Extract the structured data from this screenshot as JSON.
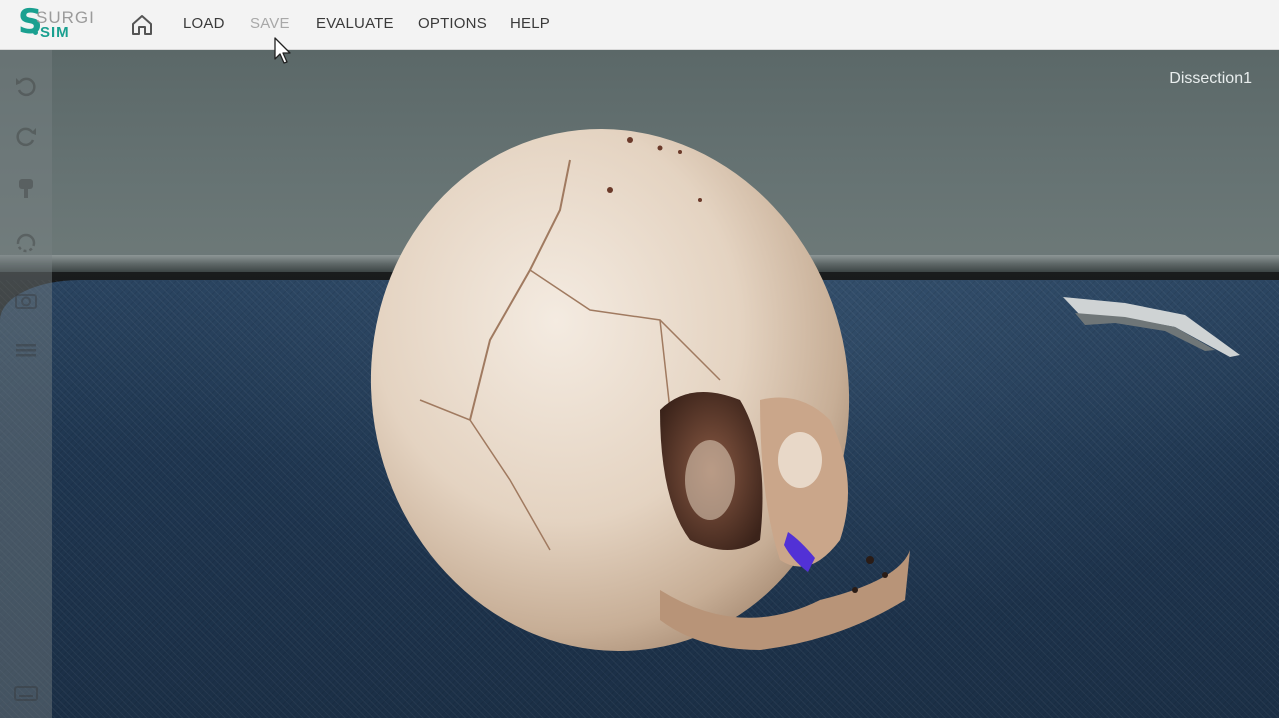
{
  "app": {
    "logo": {
      "mark": "S",
      "line1": "SURGI",
      "line2": "SIM"
    }
  },
  "menubar": {
    "home_icon": "home-icon",
    "items": [
      {
        "label": "LOAD",
        "enabled": true
      },
      {
        "label": "SAVE",
        "enabled": false
      },
      {
        "label": "EVALUATE",
        "enabled": true
      },
      {
        "label": "OPTIONS",
        "enabled": true
      },
      {
        "label": "HELP",
        "enabled": true
      }
    ]
  },
  "viewport": {
    "session_name": "Dissection1"
  },
  "toolbar": {
    "icons": [
      "undo-icon",
      "redo-icon",
      "drill-icon",
      "reset-view-icon",
      "camera-icon",
      "menu-icon",
      "keyboard-icon"
    ]
  },
  "colors": {
    "accent": "#1aa090",
    "menubar_bg": "#f3f3f3",
    "menu_text": "#3a3a3a",
    "menu_disabled": "#a8a8a8",
    "drape": "#1f3650",
    "bone": "#e6d6c4"
  }
}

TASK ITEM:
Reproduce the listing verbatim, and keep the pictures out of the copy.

SOLUTION TO THIS PROBLEM:
Extract the structured data from this screenshot as JSON.
{
  "app": {
    "logo": {
      "mark": "S",
      "line1": "SURGI",
      "line2": "SIM"
    }
  },
  "menubar": {
    "home_icon": "home-icon",
    "items": [
      {
        "label": "LOAD",
        "enabled": true
      },
      {
        "label": "SAVE",
        "enabled": false
      },
      {
        "label": "EVALUATE",
        "enabled": true
      },
      {
        "label": "OPTIONS",
        "enabled": true
      },
      {
        "label": "HELP",
        "enabled": true
      }
    ]
  },
  "viewport": {
    "session_name": "Dissection1"
  },
  "toolbar": {
    "icons": [
      "undo-icon",
      "redo-icon",
      "drill-icon",
      "reset-view-icon",
      "camera-icon",
      "menu-icon",
      "keyboard-icon"
    ]
  },
  "colors": {
    "accent": "#1aa090",
    "menubar_bg": "#f3f3f3",
    "menu_text": "#3a3a3a",
    "menu_disabled": "#a8a8a8",
    "drape": "#1f3650",
    "bone": "#e6d6c4"
  }
}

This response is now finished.